Classical liberals like Milton Friedman and Friedrich Hayek have supported the idea of a basic income guarantee as an improvement on the current patchwork of welfare programs. The welfare systems in most countries are the product of a century of piecemeal reforms, where politicians have created many overlapping programs targeting different problems and interest groups. This makes perfect sense from the politicians’ perspective; creating a new program allows one to attach one’s name to a high-profile bill, thus winning favorable media attention and votes. It’s the same reason governments often create shiny new highways rather than filling in the potholes on old ones. Where’s the glory in marginally improving something with someone else’s name on it?
As a result of this political process, welfare systems have dramatically higher administrative costs than they need to have. Rather than having separate (and often multiple!) bureaucracies to administer welfare programs for the homeless, the temporarily unemployed, seniors, disabled workers, single mothers, etc., why not fold them all into one? In fact, Milton Friedman’s negative income tax would fold them all into the agency responsible for administering taxes. Replacing a hundred parallel agencies with one agency tasked with administering a simpler system would clearly reduce overhead costs.
The other consequence of the patchwork welfare system is that it creates more severe unintended consequences than it needs to. All redistribution schemes affect incentives, but a basic income guarantee paired with a reasonable tax scheme (maybe a flat tax or a progressive consumption tax) would avoid the worst of the perverse incentives. Current welfare systems feature “welfare cliffs,” where many programs abruptly cut off at the same income level, leading to absurdly high implicit marginal tax rates. The examples I’ve seen have situations where earning $1,000 more income can make one ineligible for $10,000 in benefits from various programs. That’s an implicit marginal tax rate of 1000%, far higher than the tax rate paid by the highest of high earners!
Since a basic income guarantee is a lump sum paid to all citizens, it doesn’t have this feature. Marginal tax rates still have to be positive to pay for it, but they would never be higher than 100%.
This all sounds great so far, but as David Henderson points out, the math doesn’t really check out. The way the basic income guarantee is typically sold implies that we could replace current welfare programs with a basic income guarantee and remain revenue neutral.
Here are some back-of-the-envelope calculations to show this wouldn’t work. I’ll look at the Canadian case because I live in Canada, but the results should be similar for other developed economies.
As of the 2013-2014 fiscal year, the Federal Government of Canada spent $72.2 billion on transfers to individuals (including old age security, employment insurance, childcare benefits, etc.). At a population of 35.5 million, that comes out to just over $2000 per person per year. Not enough to live on. I’ve heard proponents of the basic income use $10,000 per person per year as an estimate of how high the basic income would have to be, so calls for a basic income to replace other welfare transfers amount to calls to expand government transfers by a factor of five.

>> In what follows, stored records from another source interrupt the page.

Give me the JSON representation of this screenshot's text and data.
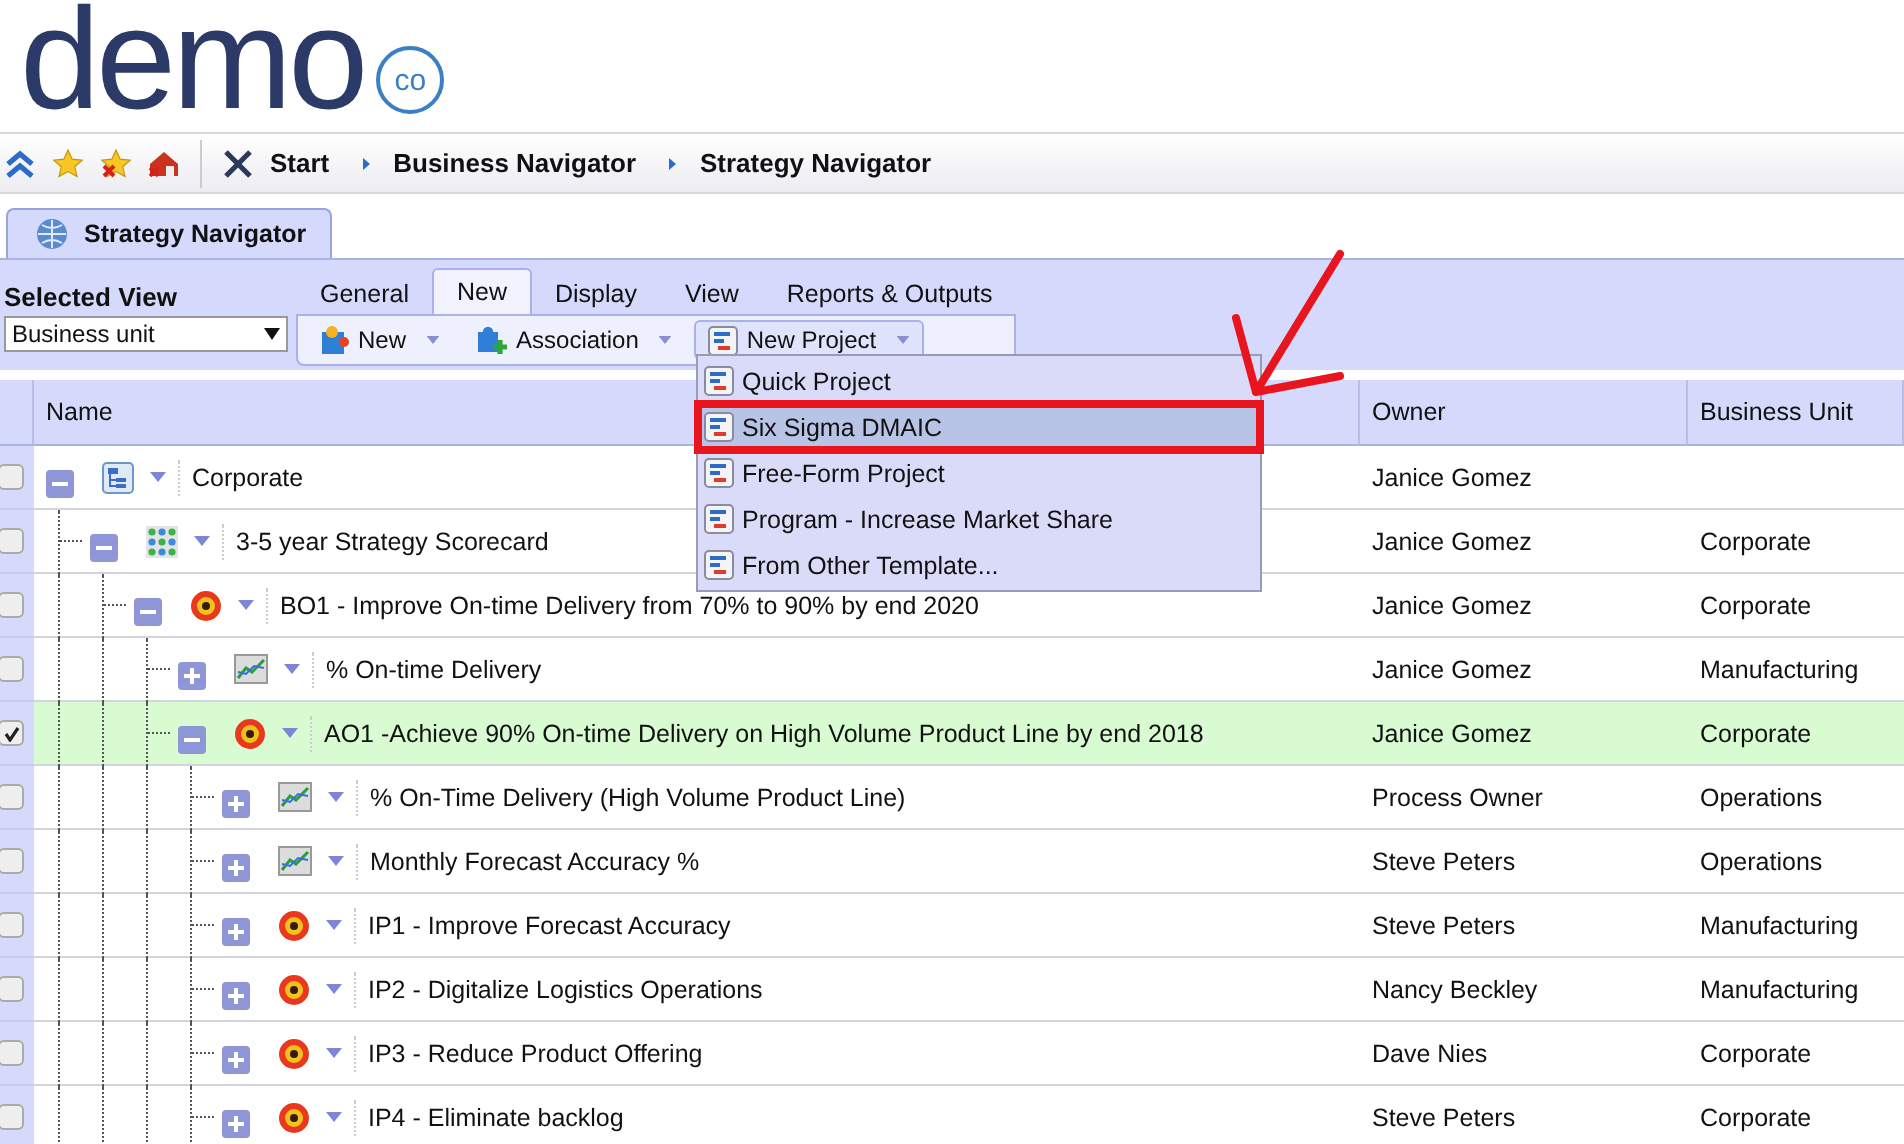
{
  "logo": {
    "word": "demo",
    "badge": "co"
  },
  "breadcrumb": [
    {
      "label": "Start",
      "kind": "home"
    },
    {
      "label": "Business Navigator",
      "kind": "crumb"
    },
    {
      "label": "Strategy Navigator",
      "kind": "crumb"
    }
  ],
  "page_tab": {
    "label": "Strategy Navigator",
    "selected": true
  },
  "selected_view": {
    "label": "Selected View",
    "value": "Business unit"
  },
  "ribbon_tabs": [
    {
      "label": "General",
      "selected": false
    },
    {
      "label": "New",
      "selected": true
    },
    {
      "label": "Display",
      "selected": false
    },
    {
      "label": "View",
      "selected": false
    },
    {
      "label": "Reports & Outputs",
      "selected": false
    }
  ],
  "toolbar": [
    {
      "label": "New",
      "kind": "new",
      "open": false
    },
    {
      "label": "Association",
      "kind": "association",
      "open": false
    },
    {
      "label": "New Project",
      "kind": "project",
      "open": true
    }
  ],
  "menu": [
    {
      "label": "Quick Project",
      "highlighted": false
    },
    {
      "label": "Six Sigma DMAIC",
      "highlighted": true
    },
    {
      "label": "Free-Form Project",
      "highlighted": false
    },
    {
      "label": "Program - Increase Market Share",
      "highlighted": false
    },
    {
      "label": "From Other Template...",
      "highlighted": false
    }
  ],
  "grid": {
    "columns": [
      "Name",
      "Owner",
      "Business Unit"
    ],
    "rows": [
      {
        "name": "Corporate",
        "owner": "Janice Gomez",
        "kind": "org",
        "expanded": true,
        "checked": false,
        "selected": false,
        "children": [
          {
            "name": "3-5 year Strategy Scorecard",
            "owner": "Janice Gomez",
            "unit": "Corporate",
            "kind": "scorecard",
            "expanded": true,
            "checked": false,
            "selected": false,
            "children": [
              {
                "name": "BO1 - Improve On-time Delivery from 70% to 90% by end 2020",
                "owner": "Janice Gomez",
                "unit": "Corporate",
                "kind": "objective",
                "expanded": true,
                "checked": false,
                "selected": false,
                "children": [
                  {
                    "name": "% On-time Delivery",
                    "owner": "Janice Gomez",
                    "unit": "Manufacturing",
                    "kind": "kpi",
                    "expanded": false,
                    "checked": false,
                    "selected": false
                  },
                  {
                    "name": "AO1 -Achieve 90% On-time Delivery on High Volume Product Line by end 2018",
                    "owner": "Janice Gomez",
                    "unit": "Corporate",
                    "kind": "objective",
                    "expanded": true,
                    "checked": true,
                    "selected": true,
                    "children": [
                      {
                        "name": "% On-Time Delivery (High Volume Product Line)",
                        "owner": "Process Owner",
                        "unit": "Operations",
                        "kind": "kpi",
                        "expanded": false,
                        "checked": false,
                        "selected": false
                      },
                      {
                        "name": "Monthly Forecast Accuracy %",
                        "owner": "Steve Peters",
                        "unit": "Operations",
                        "kind": "kpi",
                        "expanded": false,
                        "checked": false,
                        "selected": false
                      },
                      {
                        "name": "IP1 - Improve Forecast Accuracy",
                        "owner": "Steve Peters",
                        "unit": "Manufacturing",
                        "kind": "objective",
                        "expanded": false,
                        "checked": false,
                        "selected": false
                      },
                      {
                        "name": "IP2 - Digitalize Logistics Operations",
                        "owner": "Nancy Beckley",
                        "unit": "Manufacturing",
                        "kind": "objective",
                        "expanded": false,
                        "checked": false,
                        "selected": false
                      },
                      {
                        "name": "IP3 - Reduce Product Offering",
                        "owner": "Dave Nies",
                        "unit": "Corporate",
                        "kind": "objective",
                        "expanded": false,
                        "checked": false,
                        "selected": false
                      },
                      {
                        "name": "IP4 - Eliminate backlog",
                        "owner": "Steve Peters",
                        "unit": "Corporate",
                        "kind": "objective",
                        "expanded": false,
                        "checked": false,
                        "selected": false
                      }
                    ]
                  }
                ]
              }
            ]
          }
        ]
      }
    ]
  }
}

The Basic Income Guarantee Can Replace More Than Just Welfare
Canada and other countries can have a revenue-neutral basic income if we realize just how many government programs are thinly veiled redistribution schemes. The biggest examples are education and medical care.
I think if you ask the supporters of public education and public healthcare why they support these policies, it’s primarily because of equity concerns. What would poor people do if they couldn’t afford education or medicine?
Sometimes you hear efficiency arguments, but a lot of them sound more like ex post rationalizations of the status quo rather than serious justifications for public provision. If you can point to a market failure present in either the market for education or for medicine, that is not sufficient to justify public provision. You also have to show that there is no feasible policy that can fix that market failure without sacrificing the efficiency benefits of markets.
So, for instance, if you think education has positive spillover effects, that justifies at most a Pigouvian subsidy to schools.
For Canada, education and healthcare cost the government about $3000 and $6000 per person per year, respectively. So that’s enough to finance $9000 per person per year of a basic income guarantee. If we abolished public schools, public hospitals, and existing welfare programs, we could pay every single person $10,000 per year for their entire lives and still have money left over.
Ask yourself if you would rather have public education, public healthcare, and whatever transfers you currently receive from the government, or $10,000 every year for your entire life.
Yes, you would have to pay for school and health insurance yourself. But we would expect the prices of both those services to fall with market competition. I know what I would choose.